- Records provided
+ + + +

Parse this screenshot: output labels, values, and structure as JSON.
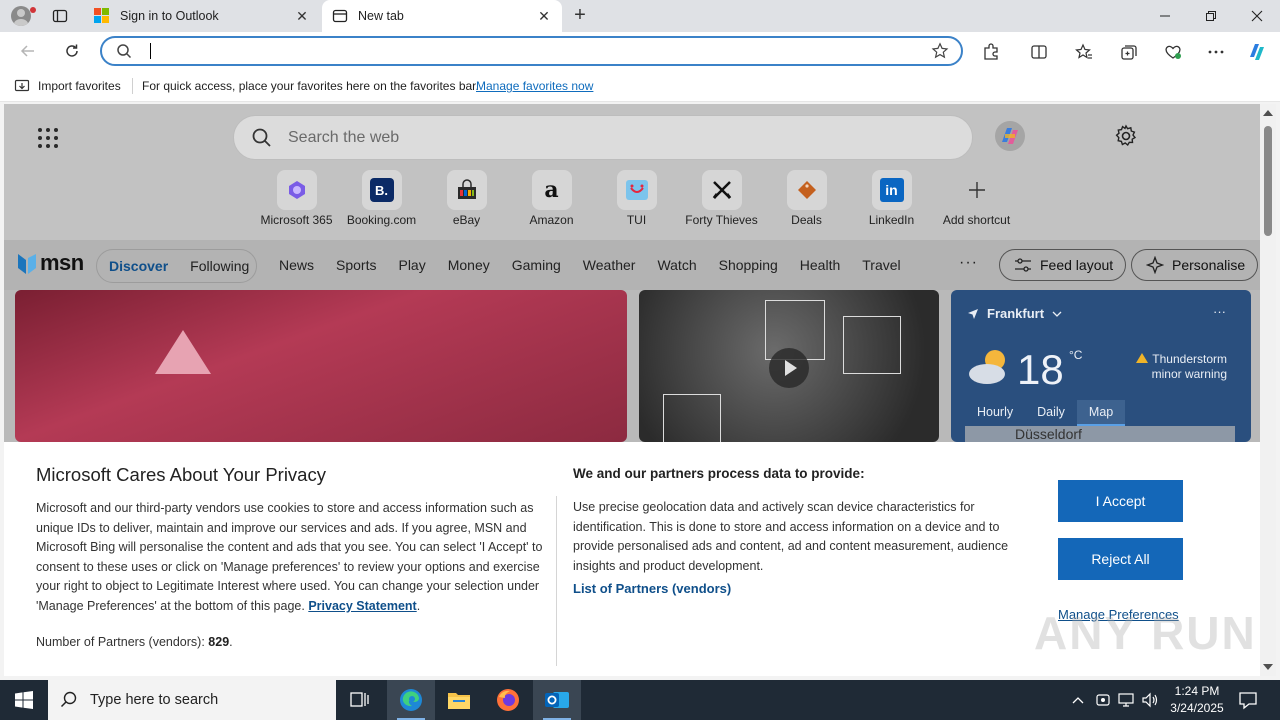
{
  "tabs": [
    {
      "title": "Sign in to Outlook"
    },
    {
      "title": "New tab"
    }
  ],
  "address_bar": {
    "value": "",
    "placeholder": ""
  },
  "favorites_bar": {
    "import_label": "Import favorites",
    "hint": "For quick access, place your favorites here on the favorites bar.",
    "manage_link": "Manage favorites now"
  },
  "newtab": {
    "search_placeholder": "Search the web",
    "shortcuts": [
      {
        "label": "Microsoft 365",
        "icon": "microsoft-365-icon",
        "color": "#6b4fd8"
      },
      {
        "label": "Booking.com",
        "icon": "booking-icon",
        "color": "#0b2a66"
      },
      {
        "label": "eBay",
        "icon": "ebay-icon",
        "color": "#1a1a1a"
      },
      {
        "label": "Amazon",
        "icon": "amazon-icon",
        "color": "#111111"
      },
      {
        "label": "TUI",
        "icon": "tui-icon",
        "color": "#63b7e6"
      },
      {
        "label": "Forty Thieves",
        "icon": "swords-icon",
        "color": "#1a1a1a"
      },
      {
        "label": "Deals",
        "icon": "tag-icon",
        "color": "#c4601e"
      },
      {
        "label": "LinkedIn",
        "icon": "linkedin-icon",
        "color": "#0a66c2"
      },
      {
        "label": "Add shortcut",
        "icon": "plus-icon",
        "color": "#333333"
      }
    ]
  },
  "msn": {
    "logo_text": "msn",
    "feed_tabs": [
      "Discover",
      "Following"
    ],
    "categories": [
      "News",
      "Sports",
      "Play",
      "Money",
      "Gaming",
      "Weather",
      "Watch",
      "Shopping",
      "Health",
      "Travel"
    ],
    "more": "···",
    "feed_layout": "Feed layout",
    "personalise": "Personalise"
  },
  "weather": {
    "location": "Frankfurt",
    "temp": "18",
    "unit": "°C",
    "warning": "Thunderstorm minor warning",
    "tabs": [
      "Hourly",
      "Daily",
      "Map"
    ],
    "selected_tab": "Map",
    "map_label": "Düsseldorf"
  },
  "privacy": {
    "title": "Microsoft Cares About Your Privacy",
    "body": "Microsoft and our third-party vendors use cookies to store and access information such as unique IDs to deliver, maintain and improve our services and ads. If you agree, MSN and Microsoft Bing will personalise the content and ads that you see. You can select 'I Accept' to consent to these uses or click on 'Manage preferences' to review your options and exercise your right to object to Legitimate Interest where used.  You can change your selection under 'Manage Preferences' at the bottom of this page.",
    "privacy_link": "Privacy Statement",
    "partners_label": "Number of Partners (vendors):",
    "partners_count": "829",
    "process_title": "We and our partners process data to provide:",
    "process_body": "Use precise geolocation data and actively scan device characteristics for identification. This is done to store and access information on a device and to provide personalised ads and content, ad and content measurement, audience insights and product development.",
    "list_link": "List of Partners (vendors)",
    "accept": "I Accept",
    "reject": "Reject All",
    "manage": "Manage Preferences"
  },
  "watermark": "ANY RUN",
  "taskbar": {
    "search_placeholder": "Type here to search",
    "time": "1:24 PM",
    "date": "3/24/2025"
  }
}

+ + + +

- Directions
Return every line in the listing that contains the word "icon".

- Task result
        "icon": "microsoft-365-icon",
        "icon": "booking-icon",
        "icon": "ebay-icon",
        "icon": "amazon-icon",
        "icon": "tui-icon",
        "icon": "swords-icon",
        "icon": "tag-icon",
        "icon": "linkedin-icon",
        "icon": "plus-icon",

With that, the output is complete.